-------- Entries supplied --------

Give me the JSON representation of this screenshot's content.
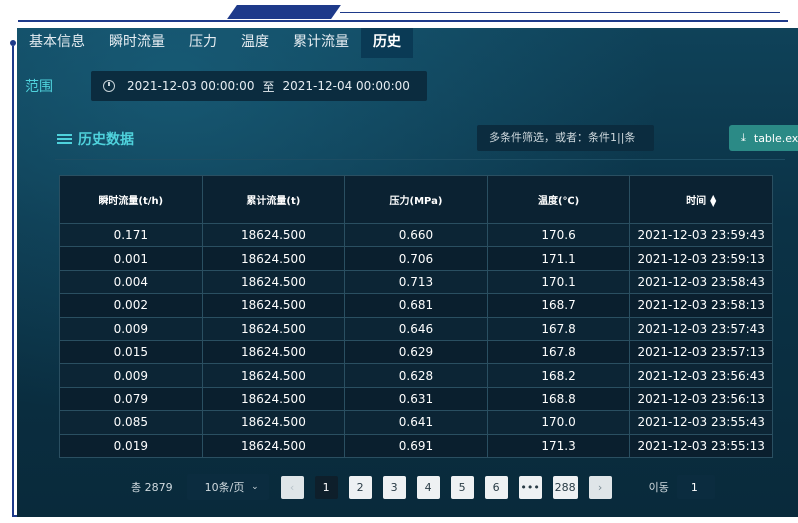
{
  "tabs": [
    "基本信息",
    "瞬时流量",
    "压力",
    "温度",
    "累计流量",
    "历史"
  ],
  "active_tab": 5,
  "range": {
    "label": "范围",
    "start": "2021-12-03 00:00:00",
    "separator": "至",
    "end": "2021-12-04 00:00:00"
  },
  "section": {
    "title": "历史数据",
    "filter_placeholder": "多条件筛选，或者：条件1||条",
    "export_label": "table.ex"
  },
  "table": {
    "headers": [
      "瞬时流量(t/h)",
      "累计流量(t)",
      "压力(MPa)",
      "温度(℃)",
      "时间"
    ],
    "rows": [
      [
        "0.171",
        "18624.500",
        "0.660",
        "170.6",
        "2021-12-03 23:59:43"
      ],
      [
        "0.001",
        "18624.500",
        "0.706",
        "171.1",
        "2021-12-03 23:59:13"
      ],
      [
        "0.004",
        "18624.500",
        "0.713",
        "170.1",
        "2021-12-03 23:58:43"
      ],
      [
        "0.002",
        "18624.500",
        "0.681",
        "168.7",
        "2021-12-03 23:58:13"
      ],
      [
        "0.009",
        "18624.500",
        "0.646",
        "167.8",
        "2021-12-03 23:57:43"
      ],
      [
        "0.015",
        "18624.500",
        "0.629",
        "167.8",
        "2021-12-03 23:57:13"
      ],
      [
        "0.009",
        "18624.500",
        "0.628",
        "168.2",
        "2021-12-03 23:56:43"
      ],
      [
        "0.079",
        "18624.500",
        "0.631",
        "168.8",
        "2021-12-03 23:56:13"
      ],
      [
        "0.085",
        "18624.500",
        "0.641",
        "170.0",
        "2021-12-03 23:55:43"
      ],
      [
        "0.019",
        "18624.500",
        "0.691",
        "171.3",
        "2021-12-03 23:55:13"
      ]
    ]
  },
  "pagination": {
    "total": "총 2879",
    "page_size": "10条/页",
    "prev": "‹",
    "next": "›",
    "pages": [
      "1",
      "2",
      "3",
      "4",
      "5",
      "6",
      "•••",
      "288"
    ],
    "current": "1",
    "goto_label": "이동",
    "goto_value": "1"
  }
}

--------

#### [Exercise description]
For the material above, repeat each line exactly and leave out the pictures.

#### [Solution to the exercise]
Give me the JSON representation of this screenshot's content.
{
  "tabs": [
    "基本信息",
    "瞬时流量",
    "压力",
    "温度",
    "累计流量",
    "历史"
  ],
  "active_tab": 5,
  "range": {
    "label": "范围",
    "start": "2021-12-03 00:00:00",
    "separator": "至",
    "end": "2021-12-04 00:00:00"
  },
  "section": {
    "title": "历史数据",
    "filter_placeholder": "多条件筛选，或者：条件1||条",
    "export_label": "table.ex"
  },
  "table": {
    "headers": [
      "瞬时流量(t/h)",
      "累计流量(t)",
      "压力(MPa)",
      "温度(℃)",
      "时间"
    ],
    "rows": [
      [
        "0.171",
        "18624.500",
        "0.660",
        "170.6",
        "2021-12-03 23:59:43"
      ],
      [
        "0.001",
        "18624.500",
        "0.706",
        "171.1",
        "2021-12-03 23:59:13"
      ],
      [
        "0.004",
        "18624.500",
        "0.713",
        "170.1",
        "2021-12-03 23:58:43"
      ],
      [
        "0.002",
        "18624.500",
        "0.681",
        "168.7",
        "2021-12-03 23:58:13"
      ],
      [
        "0.009",
        "18624.500",
        "0.646",
        "167.8",
        "2021-12-03 23:57:43"
      ],
      [
        "0.015",
        "18624.500",
        "0.629",
        "167.8",
        "2021-12-03 23:57:13"
      ],
      [
        "0.009",
        "18624.500",
        "0.628",
        "168.2",
        "2021-12-03 23:56:43"
      ],
      [
        "0.079",
        "18624.500",
        "0.631",
        "168.8",
        "2021-12-03 23:56:13"
      ],
      [
        "0.085",
        "18624.500",
        "0.641",
        "170.0",
        "2021-12-03 23:55:43"
      ],
      [
        "0.019",
        "18624.500",
        "0.691",
        "171.3",
        "2021-12-03 23:55:13"
      ]
    ]
  },
  "pagination": {
    "total": "총 2879",
    "page_size": "10条/页",
    "prev": "‹",
    "next": "›",
    "pages": [
      "1",
      "2",
      "3",
      "4",
      "5",
      "6",
      "•••",
      "288"
    ],
    "current": "1",
    "goto_label": "이동",
    "goto_value": "1"
  }
}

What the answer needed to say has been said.